↓↓↓
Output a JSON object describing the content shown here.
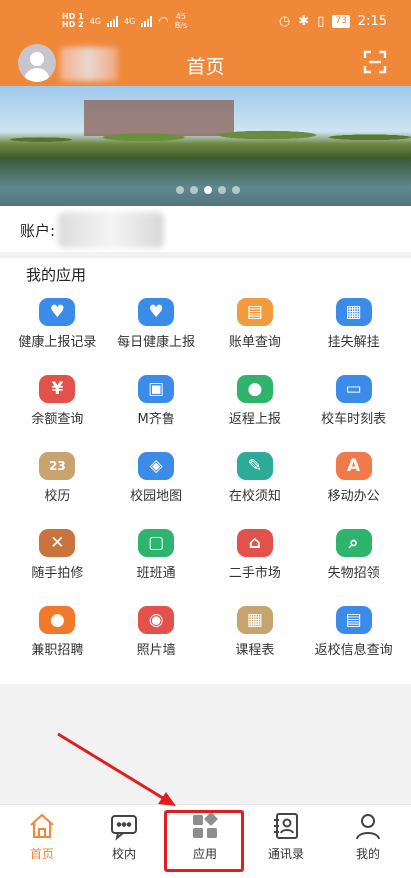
{
  "status_bar": {
    "sim1": "HD 1",
    "sim2": "HD 2",
    "net1": "4G",
    "net2": "4G",
    "speed_value": "45",
    "speed_unit": "B/s",
    "battery": "73",
    "time": "2:15"
  },
  "header": {
    "title": "首页"
  },
  "banner": {
    "slide_count": 5,
    "active_slide": 3
  },
  "account": {
    "label": "账户:"
  },
  "apps": {
    "section_title": "我的应用",
    "items": [
      {
        "label": "健康上报记录",
        "icon": "heart-icon",
        "color": "#3b8be8",
        "glyph": "♥"
      },
      {
        "label": "每日健康上报",
        "icon": "heart-icon",
        "color": "#3b8be8",
        "glyph": "♥"
      },
      {
        "label": "账单查询",
        "icon": "wallet-icon",
        "color": "#f19a3e",
        "glyph": "▤"
      },
      {
        "label": "挂失解挂",
        "icon": "document-icon",
        "color": "#3b8be8",
        "glyph": "▦"
      },
      {
        "label": "余额查询",
        "icon": "yen-icon",
        "color": "#e2524a",
        "glyph": "¥"
      },
      {
        "label": "M齐鲁",
        "icon": "briefcase-icon",
        "color": "#3b8be8",
        "glyph": "▣"
      },
      {
        "label": "返程上报",
        "icon": "person-location-icon",
        "color": "#2fb46e",
        "glyph": "●"
      },
      {
        "label": "校车时刻表",
        "icon": "bus-icon",
        "color": "#3b8be8",
        "glyph": "▭"
      },
      {
        "label": "校历",
        "icon": "calendar-icon",
        "color": "#c7a36d",
        "glyph": "23"
      },
      {
        "label": "校园地图",
        "icon": "map-icon",
        "color": "#3b8be8",
        "glyph": "◈"
      },
      {
        "label": "在校须知",
        "icon": "notebook-icon",
        "color": "#2bab98",
        "glyph": "✎"
      },
      {
        "label": "移动办公",
        "icon": "office-icon",
        "color": "#f07a4a",
        "glyph": "A"
      },
      {
        "label": "随手拍修",
        "icon": "tools-icon",
        "color": "#c9743e",
        "glyph": "✕"
      },
      {
        "label": "班班通",
        "icon": "portrait-icon",
        "color": "#2fb46e",
        "glyph": "▢"
      },
      {
        "label": "二手市场",
        "icon": "shop-icon",
        "color": "#e2524a",
        "glyph": "⌂"
      },
      {
        "label": "失物招领",
        "icon": "search-box-icon",
        "color": "#2fb46e",
        "glyph": "⌕"
      },
      {
        "label": "兼职招聘",
        "icon": "worker-icon",
        "color": "#f07a2a",
        "glyph": "●"
      },
      {
        "label": "照片墙",
        "icon": "camera-icon",
        "color": "#e2524a",
        "glyph": "◉"
      },
      {
        "label": "课程表",
        "icon": "schedule-icon",
        "color": "#c7a36d",
        "glyph": "▦"
      },
      {
        "label": "返校信息查询",
        "icon": "id-card-icon",
        "color": "#3b8be8",
        "glyph": "▤"
      }
    ]
  },
  "nav": {
    "items": [
      {
        "label": "首页",
        "icon": "home-icon"
      },
      {
        "label": "校内",
        "icon": "chat-icon"
      },
      {
        "label": "应用",
        "icon": "apps-icon"
      },
      {
        "label": "通讯录",
        "icon": "contacts-icon"
      },
      {
        "label": "我的",
        "icon": "user-icon"
      }
    ],
    "active": "首页",
    "highlighted": "应用"
  },
  "colors": {
    "brand": "#f0883a",
    "highlight": "#e11d1d"
  }
}
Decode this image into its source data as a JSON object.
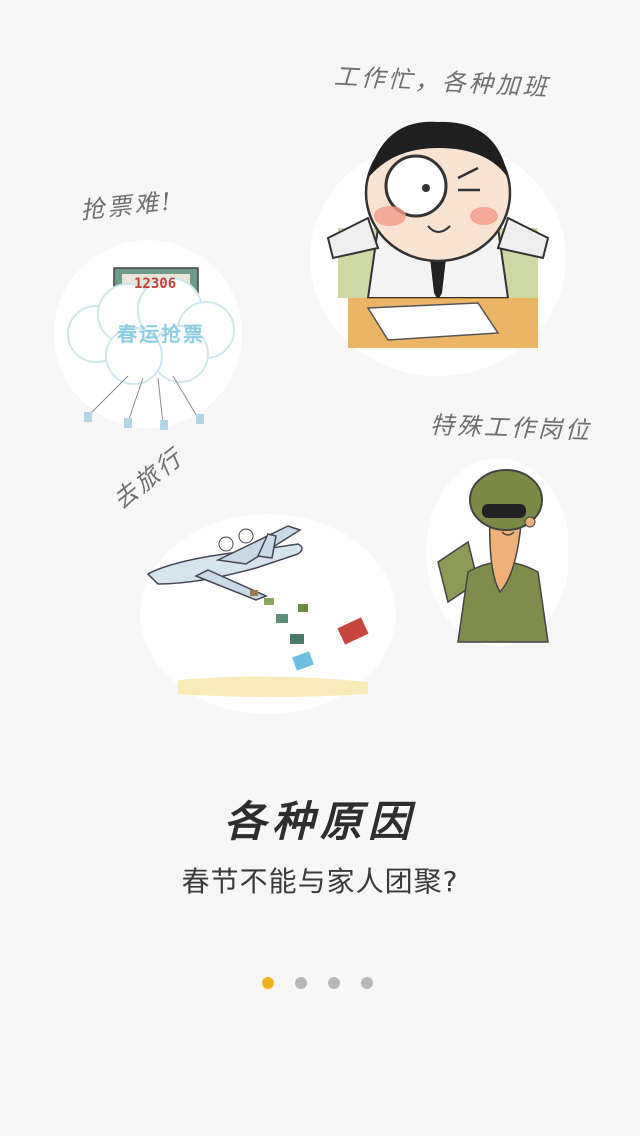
{
  "captions": {
    "work": "工作忙，各种加班",
    "ticket": "抢票难!",
    "special": "特殊工作岗位",
    "travel": "去旅行"
  },
  "ticket_card": {
    "number": "12306",
    "cloud_text": "春运抢票"
  },
  "headline": "各种原因",
  "subline": "春节不能与家人团聚?",
  "pager": {
    "pages": 4,
    "active_index": 0,
    "active_color": "#f4b21e",
    "inactive_color": "#b8b8b8"
  }
}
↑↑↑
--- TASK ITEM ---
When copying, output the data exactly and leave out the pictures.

--- ANSWER BELOW ---
Output a JSON object describing the content shown here.
{
  "status_bar": {
    "sim1": "HD 1",
    "sim2": "HD 2",
    "net1": "4G",
    "net2": "4G",
    "speed_value": "45",
    "speed_unit": "B/s",
    "battery": "73",
    "time": "2:15"
  },
  "header": {
    "title": "首页"
  },
  "banner": {
    "slide_count": 5,
    "active_slide": 3
  },
  "account": {
    "label": "账户:"
  },
  "apps": {
    "section_title": "我的应用",
    "items": [
      {
        "label": "健康上报记录",
        "icon": "heart-icon",
        "color": "#3b8be8",
        "glyph": "♥"
      },
      {
        "label": "每日健康上报",
        "icon": "heart-icon",
        "color": "#3b8be8",
        "glyph": "♥"
      },
      {
        "label": "账单查询",
        "icon": "wallet-icon",
        "color": "#f19a3e",
        "glyph": "▤"
      },
      {
        "label": "挂失解挂",
        "icon": "document-icon",
        "color": "#3b8be8",
        "glyph": "▦"
      },
      {
        "label": "余额查询",
        "icon": "yen-icon",
        "color": "#e2524a",
        "glyph": "¥"
      },
      {
        "label": "M齐鲁",
        "icon": "briefcase-icon",
        "color": "#3b8be8",
        "glyph": "▣"
      },
      {
        "label": "返程上报",
        "icon": "person-location-icon",
        "color": "#2fb46e",
        "glyph": "●"
      },
      {
        "label": "校车时刻表",
        "icon": "bus-icon",
        "color": "#3b8be8",
        "glyph": "▭"
      },
      {
        "label": "校历",
        "icon": "calendar-icon",
        "color": "#c7a36d",
        "glyph": "23"
      },
      {
        "label": "校园地图",
        "icon": "map-icon",
        "color": "#3b8be8",
        "glyph": "◈"
      },
      {
        "label": "在校须知",
        "icon": "notebook-icon",
        "color": "#2bab98",
        "glyph": "✎"
      },
      {
        "label": "移动办公",
        "icon": "office-icon",
        "color": "#f07a4a",
        "glyph": "A"
      },
      {
        "label": "随手拍修",
        "icon": "tools-icon",
        "color": "#c9743e",
        "glyph": "✕"
      },
      {
        "label": "班班通",
        "icon": "portrait-icon",
        "color": "#2fb46e",
        "glyph": "▢"
      },
      {
        "label": "二手市场",
        "icon": "shop-icon",
        "color": "#e2524a",
        "glyph": "⌂"
      },
      {
        "label": "失物招领",
        "icon": "search-box-icon",
        "color": "#2fb46e",
        "glyph": "⌕"
      },
      {
        "label": "兼职招聘",
        "icon": "worker-icon",
        "color": "#f07a2a",
        "glyph": "●"
      },
      {
        "label": "照片墙",
        "icon": "camera-icon",
        "color": "#e2524a",
        "glyph": "◉"
      },
      {
        "label": "课程表",
        "icon": "schedule-icon",
        "color": "#c7a36d",
        "glyph": "▦"
      },
      {
        "label": "返校信息查询",
        "icon": "id-card-icon",
        "color": "#3b8be8",
        "glyph": "▤"
      }
    ]
  },
  "nav": {
    "items": [
      {
        "label": "首页",
        "icon": "home-icon"
      },
      {
        "label": "校内",
        "icon": "chat-icon"
      },
      {
        "label": "应用",
        "icon": "apps-icon"
      },
      {
        "label": "通讯录",
        "icon": "contacts-icon"
      },
      {
        "label": "我的",
        "icon": "user-icon"
      }
    ],
    "active": "首页",
    "highlighted": "应用"
  },
  "colors": {
    "brand": "#f0883a",
    "highlight": "#e11d1d"
  }
}
Decode this image into its source data as a JSON object.
{
  "captions": {
    "work": "工作忙，各种加班",
    "ticket": "抢票难!",
    "special": "特殊工作岗位",
    "travel": "去旅行"
  },
  "ticket_card": {
    "number": "12306",
    "cloud_text": "春运抢票"
  },
  "headline": "各种原因",
  "subline": "春节不能与家人团聚?",
  "pager": {
    "pages": 4,
    "active_index": 0,
    "active_color": "#f4b21e",
    "inactive_color": "#b8b8b8"
  }
}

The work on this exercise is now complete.